(DATASET EXCERPTS begins)

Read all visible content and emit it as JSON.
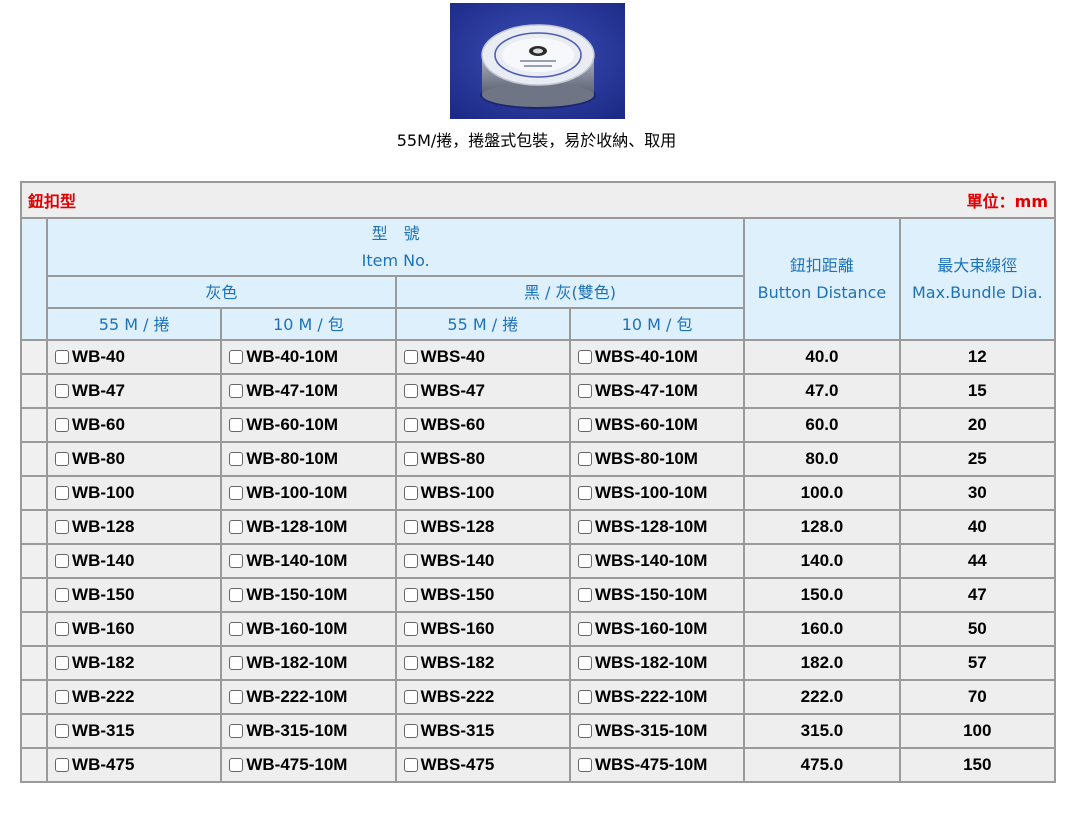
{
  "caption": "55M/捲，捲盤式包裝，易於收納、取用",
  "table": {
    "title_left": "鈕扣型",
    "title_right": "單位：mm",
    "header": {
      "model_zh": "型　號",
      "model_en": "Item No.",
      "group_gray": "灰色",
      "group_black_gray": "黑 / 灰(雙色)",
      "sub_55m_gray": "55 M / 捲",
      "sub_10m_gray": "10 M / 包",
      "sub_55m_bg": "55 M / 捲",
      "sub_10m_bg": "10 M / 包",
      "distance_zh": "鈕扣距離",
      "distance_en": "Button Distance",
      "bundle_zh": "最大束線徑",
      "bundle_en": "Max.Bundle Dia."
    },
    "rows": [
      {
        "c1": "WB-40",
        "c2": "WB-40-10M",
        "c3": "WBS-40",
        "c4": "WBS-40-10M",
        "dist": "40.0",
        "dia": "12"
      },
      {
        "c1": "WB-47",
        "c2": "WB-47-10M",
        "c3": "WBS-47",
        "c4": "WBS-47-10M",
        "dist": "47.0",
        "dia": "15"
      },
      {
        "c1": "WB-60",
        "c2": "WB-60-10M",
        "c3": "WBS-60",
        "c4": "WBS-60-10M",
        "dist": "60.0",
        "dia": "20"
      },
      {
        "c1": "WB-80",
        "c2": "WB-80-10M",
        "c3": "WBS-80",
        "c4": "WBS-80-10M",
        "dist": "80.0",
        "dia": "25"
      },
      {
        "c1": "WB-100",
        "c2": "WB-100-10M",
        "c3": "WBS-100",
        "c4": "WBS-100-10M",
        "dist": "100.0",
        "dia": "30"
      },
      {
        "c1": "WB-128",
        "c2": "WB-128-10M",
        "c3": "WBS-128",
        "c4": "WBS-128-10M",
        "dist": "128.0",
        "dia": "40"
      },
      {
        "c1": "WB-140",
        "c2": "WB-140-10M",
        "c3": "WBS-140",
        "c4": "WBS-140-10M",
        "dist": "140.0",
        "dia": "44"
      },
      {
        "c1": "WB-150",
        "c2": "WB-150-10M",
        "c3": "WBS-150",
        "c4": "WBS-150-10M",
        "dist": "150.0",
        "dia": "47"
      },
      {
        "c1": "WB-160",
        "c2": "WB-160-10M",
        "c3": "WBS-160",
        "c4": "WBS-160-10M",
        "dist": "160.0",
        "dia": "50"
      },
      {
        "c1": "WB-182",
        "c2": "WB-182-10M",
        "c3": "WBS-182",
        "c4": "WBS-182-10M",
        "dist": "182.0",
        "dia": "57"
      },
      {
        "c1": "WB-222",
        "c2": "WB-222-10M",
        "c3": "WBS-222",
        "c4": "WBS-222-10M",
        "dist": "222.0",
        "dia": "70"
      },
      {
        "c1": "WB-315",
        "c2": "WB-315-10M",
        "c3": "WBS-315",
        "c4": "WBS-315-10M",
        "dist": "315.0",
        "dia": "100"
      },
      {
        "c1": "WB-475",
        "c2": "WB-475-10M",
        "c3": "WBS-475",
        "c4": "WBS-475-10M",
        "dist": "475.0",
        "dia": "150"
      }
    ]
  },
  "colors": {
    "title_red": "#e00000",
    "header_blue": "#1d72b8",
    "header_bg": "#dff0fd",
    "row_bg": "#eeeeee"
  },
  "icons": {
    "product": "wire-wrap-spool-icon",
    "checkbox": "checkbox-icon"
  }
}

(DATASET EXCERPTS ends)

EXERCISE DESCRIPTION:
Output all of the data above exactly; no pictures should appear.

RESPONSE AREA:
Read all visible content and emit it as JSON.
{
  "caption": "55M/捲，捲盤式包裝，易於收納、取用",
  "table": {
    "title_left": "鈕扣型",
    "title_right": "單位：mm",
    "header": {
      "model_zh": "型　號",
      "model_en": "Item No.",
      "group_gray": "灰色",
      "group_black_gray": "黑 / 灰(雙色)",
      "sub_55m_gray": "55 M / 捲",
      "sub_10m_gray": "10 M / 包",
      "sub_55m_bg": "55 M / 捲",
      "sub_10m_bg": "10 M / 包",
      "distance_zh": "鈕扣距離",
      "distance_en": "Button Distance",
      "bundle_zh": "最大束線徑",
      "bundle_en": "Max.Bundle Dia."
    },
    "rows": [
      {
        "c1": "WB-40",
        "c2": "WB-40-10M",
        "c3": "WBS-40",
        "c4": "WBS-40-10M",
        "dist": "40.0",
        "dia": "12"
      },
      {
        "c1": "WB-47",
        "c2": "WB-47-10M",
        "c3": "WBS-47",
        "c4": "WBS-47-10M",
        "dist": "47.0",
        "dia": "15"
      },
      {
        "c1": "WB-60",
        "c2": "WB-60-10M",
        "c3": "WBS-60",
        "c4": "WBS-60-10M",
        "dist": "60.0",
        "dia": "20"
      },
      {
        "c1": "WB-80",
        "c2": "WB-80-10M",
        "c3": "WBS-80",
        "c4": "WBS-80-10M",
        "dist": "80.0",
        "dia": "25"
      },
      {
        "c1": "WB-100",
        "c2": "WB-100-10M",
        "c3": "WBS-100",
        "c4": "WBS-100-10M",
        "dist": "100.0",
        "dia": "30"
      },
      {
        "c1": "WB-128",
        "c2": "WB-128-10M",
        "c3": "WBS-128",
        "c4": "WBS-128-10M",
        "dist": "128.0",
        "dia": "40"
      },
      {
        "c1": "WB-140",
        "c2": "WB-140-10M",
        "c3": "WBS-140",
        "c4": "WBS-140-10M",
        "dist": "140.0",
        "dia": "44"
      },
      {
        "c1": "WB-150",
        "c2": "WB-150-10M",
        "c3": "WBS-150",
        "c4": "WBS-150-10M",
        "dist": "150.0",
        "dia": "47"
      },
      {
        "c1": "WB-160",
        "c2": "WB-160-10M",
        "c3": "WBS-160",
        "c4": "WBS-160-10M",
        "dist": "160.0",
        "dia": "50"
      },
      {
        "c1": "WB-182",
        "c2": "WB-182-10M",
        "c3": "WBS-182",
        "c4": "WBS-182-10M",
        "dist": "182.0",
        "dia": "57"
      },
      {
        "c1": "WB-222",
        "c2": "WB-222-10M",
        "c3": "WBS-222",
        "c4": "WBS-222-10M",
        "dist": "222.0",
        "dia": "70"
      },
      {
        "c1": "WB-315",
        "c2": "WB-315-10M",
        "c3": "WBS-315",
        "c4": "WBS-315-10M",
        "dist": "315.0",
        "dia": "100"
      },
      {
        "c1": "WB-475",
        "c2": "WB-475-10M",
        "c3": "WBS-475",
        "c4": "WBS-475-10M",
        "dist": "475.0",
        "dia": "150"
      }
    ]
  },
  "colors": {
    "title_red": "#e00000",
    "header_blue": "#1d72b8",
    "header_bg": "#dff0fd",
    "row_bg": "#eeeeee"
  },
  "icons": {
    "product": "wire-wrap-spool-icon",
    "checkbox": "checkbox-icon"
  }
}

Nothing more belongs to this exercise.